MATERIAL FOR THE TASK:

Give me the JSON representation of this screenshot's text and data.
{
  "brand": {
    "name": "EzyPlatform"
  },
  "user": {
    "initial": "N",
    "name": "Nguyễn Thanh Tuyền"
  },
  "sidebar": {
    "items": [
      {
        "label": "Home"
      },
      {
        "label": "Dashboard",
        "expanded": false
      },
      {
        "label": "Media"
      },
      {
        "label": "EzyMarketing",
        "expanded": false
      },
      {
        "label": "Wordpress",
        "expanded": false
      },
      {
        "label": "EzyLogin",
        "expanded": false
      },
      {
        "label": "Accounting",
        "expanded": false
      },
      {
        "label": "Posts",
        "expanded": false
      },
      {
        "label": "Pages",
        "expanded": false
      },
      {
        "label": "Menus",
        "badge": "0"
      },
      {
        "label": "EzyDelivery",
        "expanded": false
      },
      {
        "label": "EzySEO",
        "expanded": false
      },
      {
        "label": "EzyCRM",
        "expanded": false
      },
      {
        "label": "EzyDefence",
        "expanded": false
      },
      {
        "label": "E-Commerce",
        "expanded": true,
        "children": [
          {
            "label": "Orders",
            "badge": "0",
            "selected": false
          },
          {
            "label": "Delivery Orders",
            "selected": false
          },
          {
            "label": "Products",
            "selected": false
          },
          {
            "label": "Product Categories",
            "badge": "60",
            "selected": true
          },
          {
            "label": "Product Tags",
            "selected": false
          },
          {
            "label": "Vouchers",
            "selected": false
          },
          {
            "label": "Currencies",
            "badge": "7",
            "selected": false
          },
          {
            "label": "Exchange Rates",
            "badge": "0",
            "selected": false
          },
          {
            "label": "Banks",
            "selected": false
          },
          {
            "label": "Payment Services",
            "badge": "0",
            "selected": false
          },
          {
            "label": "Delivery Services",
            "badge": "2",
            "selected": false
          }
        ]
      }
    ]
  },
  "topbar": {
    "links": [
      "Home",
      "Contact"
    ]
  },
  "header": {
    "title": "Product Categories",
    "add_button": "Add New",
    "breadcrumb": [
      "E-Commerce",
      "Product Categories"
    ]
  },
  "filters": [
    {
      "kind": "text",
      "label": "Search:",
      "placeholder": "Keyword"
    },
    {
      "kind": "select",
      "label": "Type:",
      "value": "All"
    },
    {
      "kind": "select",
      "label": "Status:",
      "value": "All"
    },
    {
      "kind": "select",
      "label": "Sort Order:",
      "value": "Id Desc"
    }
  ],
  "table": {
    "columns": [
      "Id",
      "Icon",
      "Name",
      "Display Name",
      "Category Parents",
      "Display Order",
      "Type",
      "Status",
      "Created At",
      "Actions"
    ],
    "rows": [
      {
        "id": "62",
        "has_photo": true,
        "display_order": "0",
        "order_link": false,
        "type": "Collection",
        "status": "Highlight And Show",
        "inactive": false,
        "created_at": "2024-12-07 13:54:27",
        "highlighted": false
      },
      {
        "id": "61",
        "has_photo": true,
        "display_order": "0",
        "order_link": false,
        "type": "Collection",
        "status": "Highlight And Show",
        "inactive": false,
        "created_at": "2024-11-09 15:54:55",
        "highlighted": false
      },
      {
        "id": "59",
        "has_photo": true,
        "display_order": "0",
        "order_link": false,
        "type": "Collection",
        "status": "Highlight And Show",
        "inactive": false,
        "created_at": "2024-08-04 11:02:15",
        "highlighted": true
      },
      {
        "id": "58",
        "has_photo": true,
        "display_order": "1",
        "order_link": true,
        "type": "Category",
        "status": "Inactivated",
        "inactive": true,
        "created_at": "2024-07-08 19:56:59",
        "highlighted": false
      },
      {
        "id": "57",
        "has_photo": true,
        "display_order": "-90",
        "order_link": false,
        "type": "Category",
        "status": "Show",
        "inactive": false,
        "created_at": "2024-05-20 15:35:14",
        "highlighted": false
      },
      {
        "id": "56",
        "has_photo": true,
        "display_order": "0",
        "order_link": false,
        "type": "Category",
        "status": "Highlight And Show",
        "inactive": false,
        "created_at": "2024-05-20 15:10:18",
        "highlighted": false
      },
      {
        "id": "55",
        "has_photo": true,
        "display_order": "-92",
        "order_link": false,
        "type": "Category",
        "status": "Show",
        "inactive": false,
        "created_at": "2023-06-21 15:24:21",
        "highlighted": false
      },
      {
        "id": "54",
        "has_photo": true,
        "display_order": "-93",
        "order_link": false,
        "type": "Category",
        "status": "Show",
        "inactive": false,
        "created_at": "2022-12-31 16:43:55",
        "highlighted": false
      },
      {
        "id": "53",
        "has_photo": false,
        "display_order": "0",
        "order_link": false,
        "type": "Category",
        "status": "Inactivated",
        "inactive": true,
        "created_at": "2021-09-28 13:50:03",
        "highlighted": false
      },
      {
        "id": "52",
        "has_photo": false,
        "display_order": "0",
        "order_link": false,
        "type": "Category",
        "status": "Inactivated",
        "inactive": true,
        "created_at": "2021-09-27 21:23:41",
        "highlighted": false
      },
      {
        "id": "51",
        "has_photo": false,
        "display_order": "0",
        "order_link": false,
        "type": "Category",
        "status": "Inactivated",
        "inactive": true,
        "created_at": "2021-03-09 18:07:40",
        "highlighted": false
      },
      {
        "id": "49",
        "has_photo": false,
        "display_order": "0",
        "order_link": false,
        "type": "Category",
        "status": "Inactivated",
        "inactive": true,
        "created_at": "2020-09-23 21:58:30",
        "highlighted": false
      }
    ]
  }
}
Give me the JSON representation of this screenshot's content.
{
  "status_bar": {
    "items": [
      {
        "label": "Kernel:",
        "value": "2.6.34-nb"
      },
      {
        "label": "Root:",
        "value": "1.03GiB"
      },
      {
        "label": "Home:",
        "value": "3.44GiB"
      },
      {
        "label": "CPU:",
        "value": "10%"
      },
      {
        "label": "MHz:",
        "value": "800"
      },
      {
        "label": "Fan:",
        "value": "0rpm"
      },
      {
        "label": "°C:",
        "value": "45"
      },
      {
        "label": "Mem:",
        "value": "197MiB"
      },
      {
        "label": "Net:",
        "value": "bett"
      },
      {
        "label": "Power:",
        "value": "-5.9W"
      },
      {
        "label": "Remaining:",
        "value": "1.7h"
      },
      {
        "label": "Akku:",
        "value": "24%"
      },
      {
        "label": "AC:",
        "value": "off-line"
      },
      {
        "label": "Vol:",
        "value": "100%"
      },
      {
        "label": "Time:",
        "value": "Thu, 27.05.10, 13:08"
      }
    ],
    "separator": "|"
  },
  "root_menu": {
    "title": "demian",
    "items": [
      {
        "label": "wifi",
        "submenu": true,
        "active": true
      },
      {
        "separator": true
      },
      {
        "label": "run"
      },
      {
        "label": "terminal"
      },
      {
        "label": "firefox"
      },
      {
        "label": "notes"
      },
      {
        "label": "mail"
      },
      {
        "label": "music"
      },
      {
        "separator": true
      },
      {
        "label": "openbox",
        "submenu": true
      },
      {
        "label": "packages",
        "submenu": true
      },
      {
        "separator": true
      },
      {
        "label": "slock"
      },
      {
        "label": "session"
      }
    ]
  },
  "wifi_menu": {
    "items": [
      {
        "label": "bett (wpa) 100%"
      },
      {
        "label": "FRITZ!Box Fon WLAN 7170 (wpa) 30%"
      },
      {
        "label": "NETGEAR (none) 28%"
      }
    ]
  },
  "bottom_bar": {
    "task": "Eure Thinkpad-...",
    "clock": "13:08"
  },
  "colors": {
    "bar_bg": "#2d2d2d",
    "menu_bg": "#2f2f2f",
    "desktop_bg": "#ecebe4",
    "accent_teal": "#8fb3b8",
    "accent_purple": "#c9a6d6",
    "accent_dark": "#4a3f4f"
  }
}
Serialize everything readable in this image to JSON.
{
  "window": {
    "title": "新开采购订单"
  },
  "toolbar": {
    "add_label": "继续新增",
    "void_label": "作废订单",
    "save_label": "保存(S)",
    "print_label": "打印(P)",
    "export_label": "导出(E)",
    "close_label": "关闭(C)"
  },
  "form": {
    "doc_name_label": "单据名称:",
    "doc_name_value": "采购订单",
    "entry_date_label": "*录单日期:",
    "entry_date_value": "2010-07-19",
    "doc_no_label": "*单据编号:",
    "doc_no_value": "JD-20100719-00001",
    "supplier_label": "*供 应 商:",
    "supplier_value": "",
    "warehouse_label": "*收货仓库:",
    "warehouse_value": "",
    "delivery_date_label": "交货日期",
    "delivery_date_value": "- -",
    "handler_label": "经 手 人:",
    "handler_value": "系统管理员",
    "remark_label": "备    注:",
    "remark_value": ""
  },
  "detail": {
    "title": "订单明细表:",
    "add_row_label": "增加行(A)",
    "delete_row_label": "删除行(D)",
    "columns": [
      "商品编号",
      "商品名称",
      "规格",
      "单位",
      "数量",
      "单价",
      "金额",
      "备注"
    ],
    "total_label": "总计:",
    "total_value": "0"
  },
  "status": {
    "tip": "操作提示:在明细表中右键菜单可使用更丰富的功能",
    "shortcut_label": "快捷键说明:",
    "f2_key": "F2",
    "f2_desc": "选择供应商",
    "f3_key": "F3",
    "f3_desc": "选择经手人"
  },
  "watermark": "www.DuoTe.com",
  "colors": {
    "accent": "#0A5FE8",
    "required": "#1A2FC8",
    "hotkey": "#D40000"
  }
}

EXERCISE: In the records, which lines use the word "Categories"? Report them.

TASK RESULT:
            "label": "Product Categories",
    "title": "Product Categories",
      "Product Categories"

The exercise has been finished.